I was somewhat nervous upon approaching Tricked. I have never reread a series as much as I have the first three books in the Iron Druid Chronicles, and I was curious to as how Hearne would pull of moving Atticus. It’s generally something not done in Urban Fantasy, most authors may make pretenses at moving their characters, but they are firmly rooted in their identities, (often as guardians of an area) and thus never leave. Of course, Hearne pulls it off wonderfully, slipping away from being directly an Urban Fantasy (Perhaps Rural or Contemporary Fantasy might be more accurate) as he spends much of his time on a Native American reservation.
Many major characters of the first three books are absent for most, or the entirety of Tricked, and while these new characters were well written, I have to admit I missed the presence of others. Nonetheless, the characters that remain onscreen for much of the novel shine. Oberon is, as ever, a favorite. He is the ultimate comic relief among a group of very funny individuals, his wild hijinks and tendencies to obsess over his latest story-time protagonist lending the novel one of its memorable elements. Granuaile is very much a major character in Tricked as well, whereas in the first three novels she had less significant, if still regular roles to play. She is far from being a druid, lacking magic, battle skills, or much of Atticus’ knowledge, and yet she handles herself masterfully within her confines. Coyote too must be mentioned, as his role in Tricked, if the title didn’t indicate, is very primary to the storyline. In fact he serves as one of the many major motivators that fuel Atticus’ actions in the book.
Dialogue is still one of Hearne’s great skills. He can switch on and off, the power of a character translating quickly to humor, moving through all the shades in-between, which lends the story thorough immersion. I found myself drawn in for much of it, completely absorbed in this world of magic and monsters. As I have not reviewed the other three I must mention my love of his magic. It is broad and varied, emulating and encapsulating the many belief systems and mythologies of the human race. But Atticus manages to break it down in a druidic fashion to much of the nuts and bolts of the supernatural, no simple task when dealing with dozens of pantheons, faiths, and storybook nasties.
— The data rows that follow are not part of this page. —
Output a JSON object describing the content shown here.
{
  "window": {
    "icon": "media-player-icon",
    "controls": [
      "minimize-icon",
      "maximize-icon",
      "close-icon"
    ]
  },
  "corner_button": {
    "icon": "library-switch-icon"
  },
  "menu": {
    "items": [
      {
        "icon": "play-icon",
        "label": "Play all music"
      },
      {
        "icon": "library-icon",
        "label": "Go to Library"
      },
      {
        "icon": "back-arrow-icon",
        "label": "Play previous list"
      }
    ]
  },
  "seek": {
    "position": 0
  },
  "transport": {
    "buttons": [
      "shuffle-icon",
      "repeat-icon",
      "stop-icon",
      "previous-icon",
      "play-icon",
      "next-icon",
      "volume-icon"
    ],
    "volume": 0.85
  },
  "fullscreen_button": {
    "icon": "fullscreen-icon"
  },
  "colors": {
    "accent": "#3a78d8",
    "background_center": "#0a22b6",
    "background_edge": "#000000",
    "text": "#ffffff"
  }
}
I think of all four books, Tricked easily has my favorite beginning. Its absorbing, telling you enough so you can grasp the outside of what is happening, while leaving enough to draw you along as the story progresses.
I don’t want to go much further at risk of discussing prominent spoilers, but Tricked has definitely proven once again that Hearne is both a masterful and versatile Urban Fantasy author, capable of switching many elements while retaining the core identity of his story.